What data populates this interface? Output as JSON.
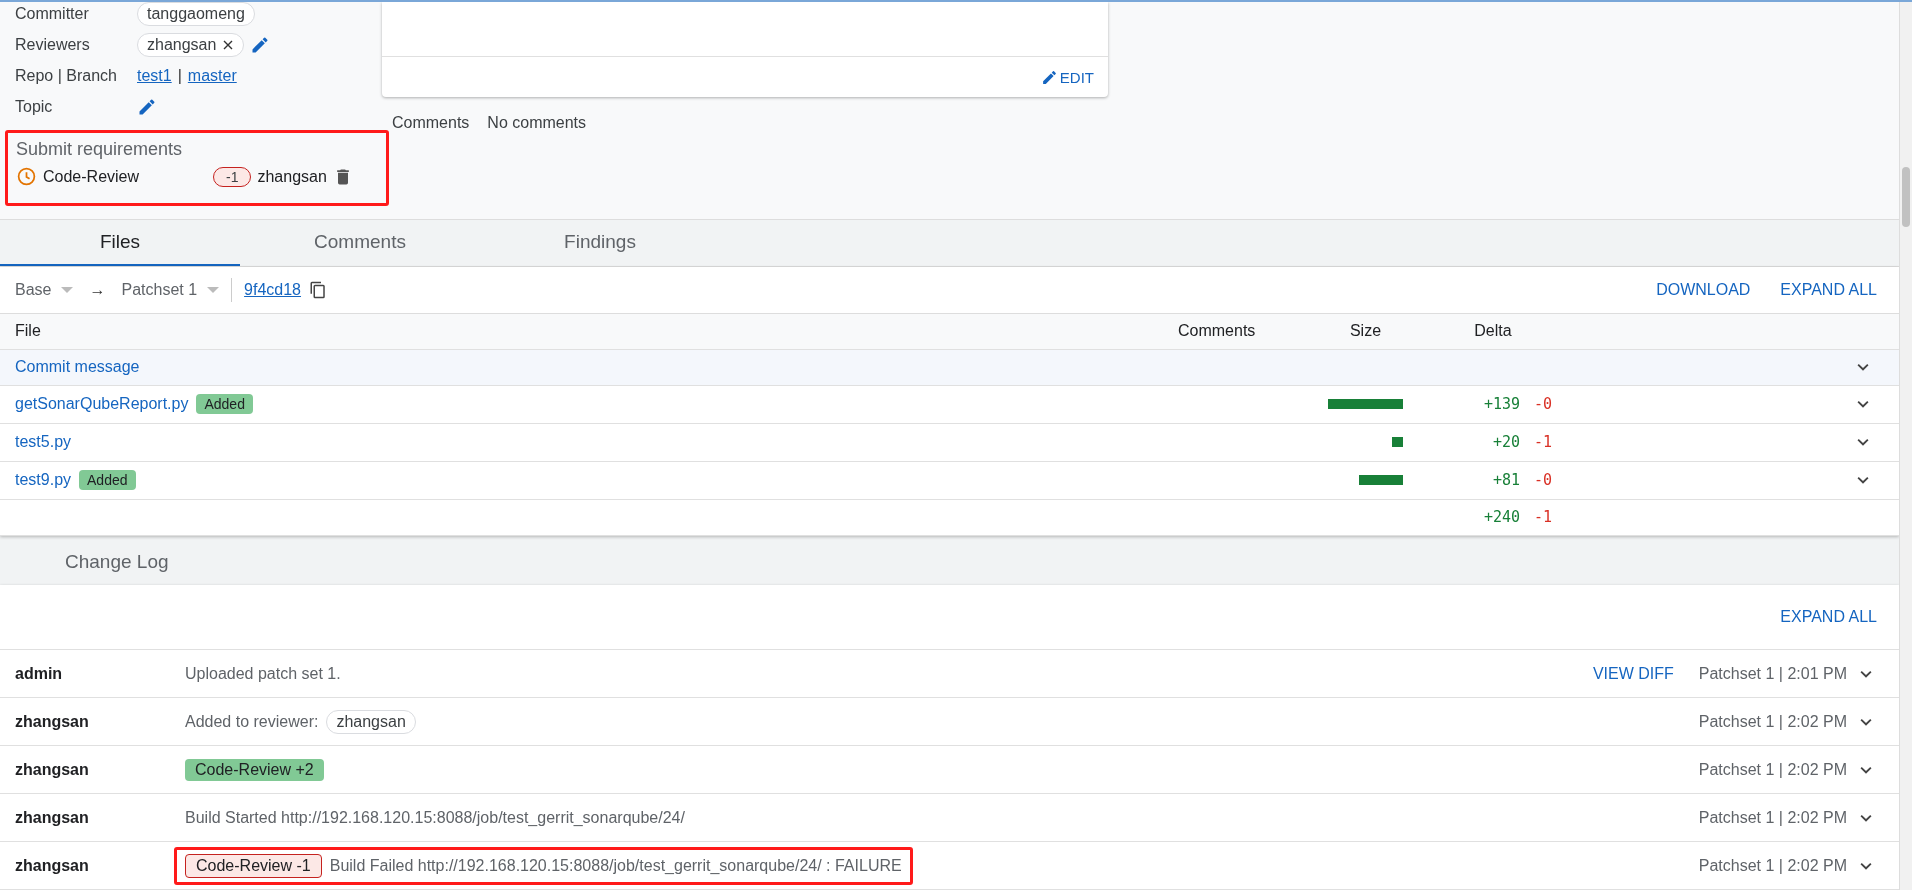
{
  "meta": [
    {
      "label": "Committer",
      "kind": "chip",
      "value": "tanggaomeng"
    },
    {
      "label": "Reviewers",
      "kind": "removable_chip",
      "value": "zhangsan"
    },
    {
      "label": "Repo | Branch",
      "kind": "links",
      "repo": "test1",
      "separator": "|",
      "branch": "master"
    },
    {
      "label": "Topic",
      "kind": "edit"
    }
  ],
  "commit_message": {
    "edit": "EDIT"
  },
  "comments_summary": {
    "label": "Comments",
    "value": "No comments"
  },
  "submit_requirements": {
    "title": "Submit requirements",
    "highlighted": true,
    "items": [
      {
        "name": "Code-Review",
        "vote": "-1",
        "positive": false,
        "voter": "zhangsan"
      }
    ]
  },
  "tabs": [
    {
      "label": "Files",
      "selected": true
    },
    {
      "label": "Comments",
      "selected": false
    },
    {
      "label": "Findings",
      "selected": false
    }
  ],
  "toolbar": {
    "base": "Base",
    "arrow": "→",
    "patchset": "Patchset 1",
    "commit": "9f4cd18",
    "actions": [
      "DOWNLOAD",
      "EXPAND ALL"
    ]
  },
  "files": {
    "columns": [
      "File",
      "Comments",
      "Size",
      "Delta"
    ],
    "rows": [
      {
        "name": "Commit message",
        "kind": "message"
      },
      {
        "name": "getSonarQubeReport.py",
        "status": "Added",
        "added": "+139",
        "removed": "-0"
      },
      {
        "name": "test5.py",
        "added": "+20",
        "removed": "-1"
      },
      {
        "name": "test9.py",
        "status": "Added",
        "added": "+81",
        "removed": "-0"
      }
    ],
    "total": {
      "added": "+240",
      "removed": "-1"
    }
  },
  "change_log": {
    "title": "Change Log",
    "expand_all": "EXPAND ALL",
    "entries": [
      {
        "author": "admin",
        "highlighted": false,
        "parts": [
          {
            "kind": "text",
            "text": "Uploaded patch set 1."
          }
        ],
        "action": "VIEW DIFF",
        "meta": "Patchset 1 | 2:01 PM"
      },
      {
        "author": "zhangsan",
        "highlighted": false,
        "parts": [
          {
            "kind": "text",
            "text": "Added to reviewer:"
          },
          {
            "kind": "chip",
            "text": "zhangsan"
          }
        ],
        "meta": "Patchset 1 | 2:02 PM"
      },
      {
        "author": "zhangsan",
        "highlighted": false,
        "parts": [
          {
            "kind": "vote",
            "text": "Code-Review +2",
            "positive": true
          }
        ],
        "meta": "Patchset 1 | 2:02 PM"
      },
      {
        "author": "zhangsan",
        "highlighted": false,
        "parts": [
          {
            "kind": "text",
            "text": "Build Started http://192.168.120.15:8088/job/test_gerrit_sonarqube/24/"
          }
        ],
        "meta": "Patchset 1 | 2:02 PM"
      },
      {
        "author": "zhangsan",
        "highlighted": true,
        "parts": [
          {
            "kind": "vote",
            "text": "Code-Review -1",
            "positive": false
          },
          {
            "kind": "text",
            "text": "Build Failed http://192.168.120.15:8088/job/test_gerrit_sonarqube/24/ : FAILURE"
          }
        ],
        "meta": "Patchset 1 | 2:02 PM"
      }
    ]
  }
}
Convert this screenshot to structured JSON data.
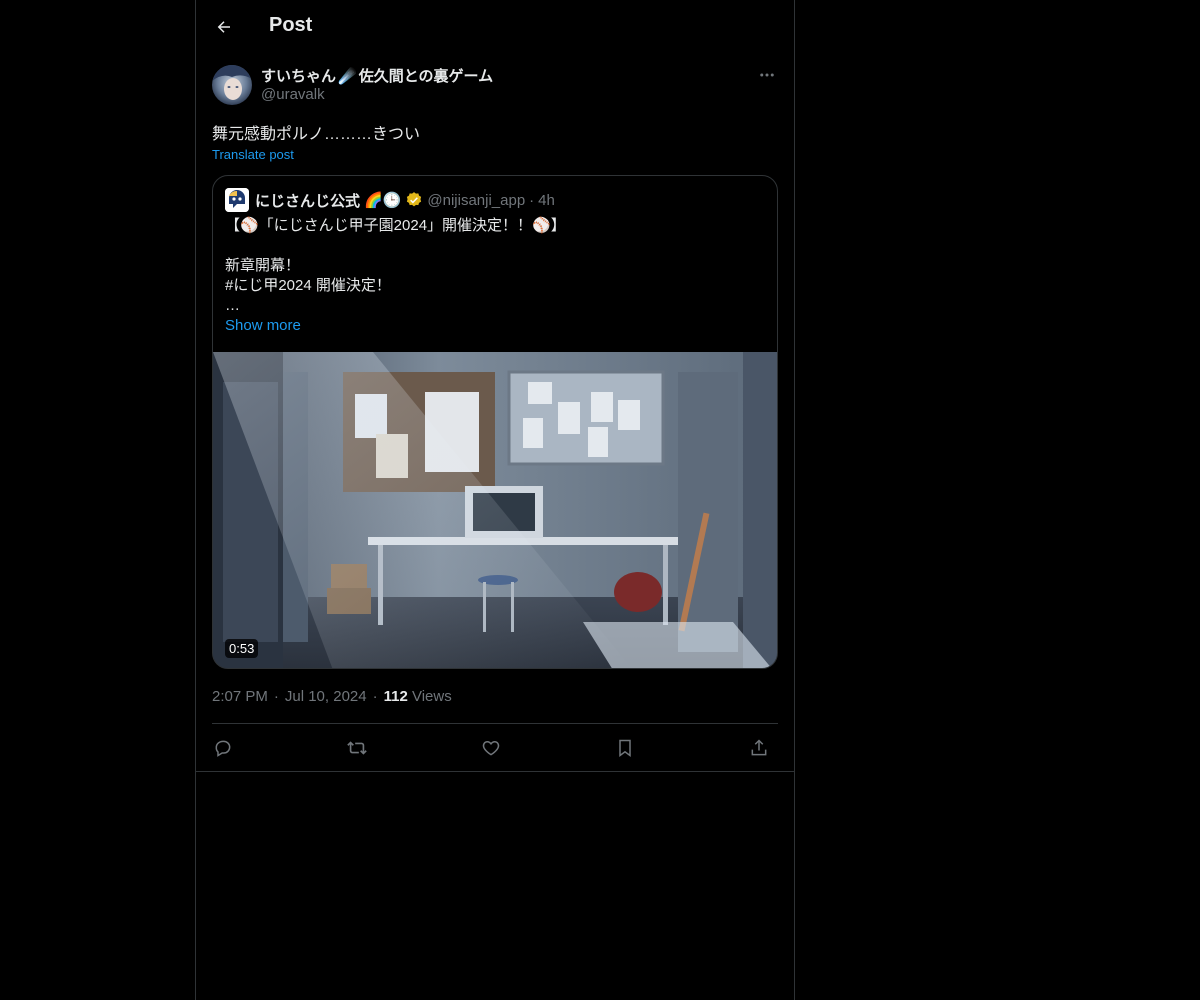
{
  "header": {
    "title": "Post",
    "back_icon": "arrow-left-icon"
  },
  "author": {
    "name": "すいちゃん☄️佐久間との裏ゲーム",
    "name_prefix": "すいちゃん",
    "name_emoji": "☄️",
    "name_suffix": "佐久間との裏ゲーム",
    "handle": "@uravalk",
    "more_icon": "more-dots-icon"
  },
  "post": {
    "text": "舞元感動ポルノ………きつい",
    "translate_label": "Translate post"
  },
  "quote": {
    "name": "にじさんじ公式",
    "name_emojis": "🌈🕒",
    "verified_icon": "verified-badge-icon",
    "handle": "@nijisanji_app",
    "separator": "·",
    "time": "4h",
    "lines": [
      "【⚾「にじさんじ甲子園2024」開催決定！！⚾】",
      "",
      "新章開幕！",
      "#にじ甲2024 開催決定！",
      "…"
    ],
    "show_more": "Show more",
    "video_duration": "0:53"
  },
  "meta": {
    "time": "2:07 PM",
    "separator": "·",
    "date": "Jul 10, 2024",
    "views_count": "112",
    "views_label": "Views"
  },
  "actions": {
    "reply_icon": "reply-icon",
    "repost_icon": "repost-icon",
    "like_icon": "like-icon",
    "bookmark_icon": "bookmark-icon",
    "share_icon": "share-icon"
  },
  "colors": {
    "background": "#000000",
    "text": "#e7e9ea",
    "secondary": "#71767b",
    "accent": "#1d9bf0",
    "border": "#2f3336"
  }
}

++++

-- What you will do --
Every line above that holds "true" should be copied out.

-- Worked solution --
    "highlighted": true,
      "selected": true
            "positive": true
        "highlighted": true,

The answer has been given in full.